Counting task for the data below: how many lines hold the word "JSON"? Answer with the number only.
(LISTED ENTRIES Opens)
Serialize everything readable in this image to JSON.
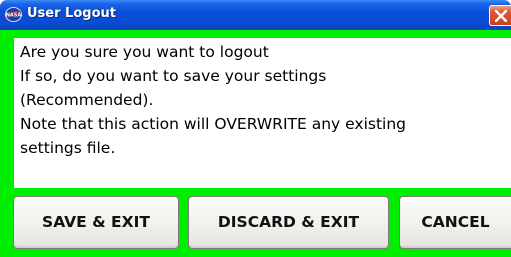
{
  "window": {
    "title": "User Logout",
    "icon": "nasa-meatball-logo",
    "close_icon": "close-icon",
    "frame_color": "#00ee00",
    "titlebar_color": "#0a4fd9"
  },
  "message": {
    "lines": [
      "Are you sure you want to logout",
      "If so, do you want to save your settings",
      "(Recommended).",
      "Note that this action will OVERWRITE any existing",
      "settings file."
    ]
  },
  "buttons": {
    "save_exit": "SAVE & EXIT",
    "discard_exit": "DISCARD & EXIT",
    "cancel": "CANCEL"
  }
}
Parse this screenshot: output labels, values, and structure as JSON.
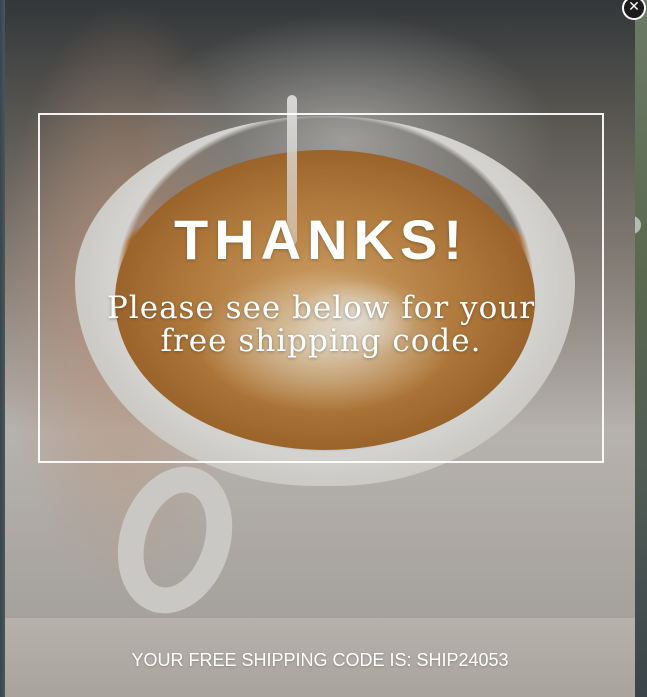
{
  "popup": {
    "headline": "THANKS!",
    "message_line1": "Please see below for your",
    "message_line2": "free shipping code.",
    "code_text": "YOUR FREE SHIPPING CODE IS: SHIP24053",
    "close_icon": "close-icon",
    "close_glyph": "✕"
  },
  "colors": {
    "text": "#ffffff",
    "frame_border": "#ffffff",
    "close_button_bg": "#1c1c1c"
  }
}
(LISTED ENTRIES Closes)
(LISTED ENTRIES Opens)
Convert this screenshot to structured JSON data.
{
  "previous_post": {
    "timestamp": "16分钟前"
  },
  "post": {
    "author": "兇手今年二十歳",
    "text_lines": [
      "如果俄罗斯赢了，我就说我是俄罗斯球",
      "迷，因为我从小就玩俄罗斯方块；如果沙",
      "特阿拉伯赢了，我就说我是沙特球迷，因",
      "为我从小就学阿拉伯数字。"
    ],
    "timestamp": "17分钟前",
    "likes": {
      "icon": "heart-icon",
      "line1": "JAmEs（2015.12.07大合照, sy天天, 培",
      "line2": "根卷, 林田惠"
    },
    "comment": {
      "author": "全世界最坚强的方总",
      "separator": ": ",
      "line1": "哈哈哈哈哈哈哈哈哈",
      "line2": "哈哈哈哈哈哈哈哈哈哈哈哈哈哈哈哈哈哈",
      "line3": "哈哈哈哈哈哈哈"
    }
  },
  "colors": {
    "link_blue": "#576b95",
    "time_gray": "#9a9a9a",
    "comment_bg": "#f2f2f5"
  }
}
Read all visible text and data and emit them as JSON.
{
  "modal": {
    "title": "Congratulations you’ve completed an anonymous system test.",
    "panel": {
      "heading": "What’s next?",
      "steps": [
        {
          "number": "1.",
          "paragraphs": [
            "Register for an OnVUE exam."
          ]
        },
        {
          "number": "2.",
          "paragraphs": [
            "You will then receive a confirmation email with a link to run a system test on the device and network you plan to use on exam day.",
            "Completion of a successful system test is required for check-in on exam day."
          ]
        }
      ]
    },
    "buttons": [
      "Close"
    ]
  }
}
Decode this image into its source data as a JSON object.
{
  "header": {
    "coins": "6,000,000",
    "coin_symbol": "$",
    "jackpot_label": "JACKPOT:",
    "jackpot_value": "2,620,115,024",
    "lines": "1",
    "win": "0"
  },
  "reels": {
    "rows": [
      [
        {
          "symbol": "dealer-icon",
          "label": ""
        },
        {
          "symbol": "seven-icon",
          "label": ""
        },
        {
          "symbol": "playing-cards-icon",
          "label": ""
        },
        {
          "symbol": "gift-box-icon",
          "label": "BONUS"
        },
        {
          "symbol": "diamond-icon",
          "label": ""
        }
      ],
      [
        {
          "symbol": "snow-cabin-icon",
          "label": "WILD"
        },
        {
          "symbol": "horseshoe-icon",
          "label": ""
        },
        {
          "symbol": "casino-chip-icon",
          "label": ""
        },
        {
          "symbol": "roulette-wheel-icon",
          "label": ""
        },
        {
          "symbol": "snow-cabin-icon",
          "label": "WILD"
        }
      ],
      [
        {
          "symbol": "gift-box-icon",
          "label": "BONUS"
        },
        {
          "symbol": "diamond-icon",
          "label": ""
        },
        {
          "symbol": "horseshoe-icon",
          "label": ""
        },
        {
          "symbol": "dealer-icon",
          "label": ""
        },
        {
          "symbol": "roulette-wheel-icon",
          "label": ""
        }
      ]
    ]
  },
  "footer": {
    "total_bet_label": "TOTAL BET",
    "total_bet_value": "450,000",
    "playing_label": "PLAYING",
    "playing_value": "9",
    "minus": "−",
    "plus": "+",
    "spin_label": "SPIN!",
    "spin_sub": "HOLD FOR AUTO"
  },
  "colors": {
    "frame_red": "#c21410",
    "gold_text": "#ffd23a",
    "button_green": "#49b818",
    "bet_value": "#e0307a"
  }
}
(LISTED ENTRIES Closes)
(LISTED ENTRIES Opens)
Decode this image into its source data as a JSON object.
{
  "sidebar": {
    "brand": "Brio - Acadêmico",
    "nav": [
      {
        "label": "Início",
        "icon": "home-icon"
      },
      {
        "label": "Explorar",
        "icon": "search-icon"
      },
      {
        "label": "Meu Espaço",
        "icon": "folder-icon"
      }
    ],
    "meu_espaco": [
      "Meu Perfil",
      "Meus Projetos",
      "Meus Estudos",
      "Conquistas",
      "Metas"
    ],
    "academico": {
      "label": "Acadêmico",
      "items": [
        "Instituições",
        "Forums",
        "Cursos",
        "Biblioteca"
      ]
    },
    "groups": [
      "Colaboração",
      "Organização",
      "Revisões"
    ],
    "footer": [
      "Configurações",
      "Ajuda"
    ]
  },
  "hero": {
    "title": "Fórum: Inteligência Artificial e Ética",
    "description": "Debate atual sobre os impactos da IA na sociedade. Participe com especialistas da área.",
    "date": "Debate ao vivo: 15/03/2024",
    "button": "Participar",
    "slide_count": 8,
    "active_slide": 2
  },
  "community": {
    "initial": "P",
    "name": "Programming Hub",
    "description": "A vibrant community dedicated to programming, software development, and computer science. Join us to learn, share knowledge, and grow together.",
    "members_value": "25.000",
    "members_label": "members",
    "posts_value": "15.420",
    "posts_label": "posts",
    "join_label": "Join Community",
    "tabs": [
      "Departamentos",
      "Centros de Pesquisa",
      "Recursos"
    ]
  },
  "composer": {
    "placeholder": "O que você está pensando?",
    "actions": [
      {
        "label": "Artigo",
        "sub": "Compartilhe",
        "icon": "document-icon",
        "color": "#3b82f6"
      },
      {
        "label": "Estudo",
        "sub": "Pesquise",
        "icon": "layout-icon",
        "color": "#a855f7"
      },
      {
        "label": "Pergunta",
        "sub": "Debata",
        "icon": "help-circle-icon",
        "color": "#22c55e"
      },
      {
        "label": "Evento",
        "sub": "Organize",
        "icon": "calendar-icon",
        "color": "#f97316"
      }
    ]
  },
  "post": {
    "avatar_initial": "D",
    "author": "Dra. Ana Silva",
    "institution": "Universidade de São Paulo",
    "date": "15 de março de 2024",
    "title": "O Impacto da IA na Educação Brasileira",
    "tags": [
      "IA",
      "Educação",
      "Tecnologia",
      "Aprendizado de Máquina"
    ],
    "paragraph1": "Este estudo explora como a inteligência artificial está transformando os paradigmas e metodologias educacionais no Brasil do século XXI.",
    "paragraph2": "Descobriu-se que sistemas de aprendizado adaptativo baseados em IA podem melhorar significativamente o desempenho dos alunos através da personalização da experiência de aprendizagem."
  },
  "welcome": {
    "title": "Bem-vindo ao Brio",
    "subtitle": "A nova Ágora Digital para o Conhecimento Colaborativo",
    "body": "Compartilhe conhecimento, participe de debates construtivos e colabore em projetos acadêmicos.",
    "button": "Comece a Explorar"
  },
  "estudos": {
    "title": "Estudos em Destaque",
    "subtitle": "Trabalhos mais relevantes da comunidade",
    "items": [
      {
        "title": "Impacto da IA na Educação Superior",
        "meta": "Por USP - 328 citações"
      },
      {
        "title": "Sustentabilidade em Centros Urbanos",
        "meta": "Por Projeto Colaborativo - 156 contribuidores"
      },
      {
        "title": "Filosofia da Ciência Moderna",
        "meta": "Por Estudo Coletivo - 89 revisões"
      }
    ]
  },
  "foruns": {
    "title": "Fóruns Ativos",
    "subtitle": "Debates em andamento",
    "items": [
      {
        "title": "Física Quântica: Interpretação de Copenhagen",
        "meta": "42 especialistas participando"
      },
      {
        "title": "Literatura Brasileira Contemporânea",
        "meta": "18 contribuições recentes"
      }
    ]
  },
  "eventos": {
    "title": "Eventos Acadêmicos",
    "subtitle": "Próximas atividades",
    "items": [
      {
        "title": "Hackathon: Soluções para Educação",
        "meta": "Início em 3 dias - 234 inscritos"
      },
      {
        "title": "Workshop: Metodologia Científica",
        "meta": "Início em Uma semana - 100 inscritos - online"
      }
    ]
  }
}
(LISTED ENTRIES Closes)
▸ **EXERCISE RESULT**:
6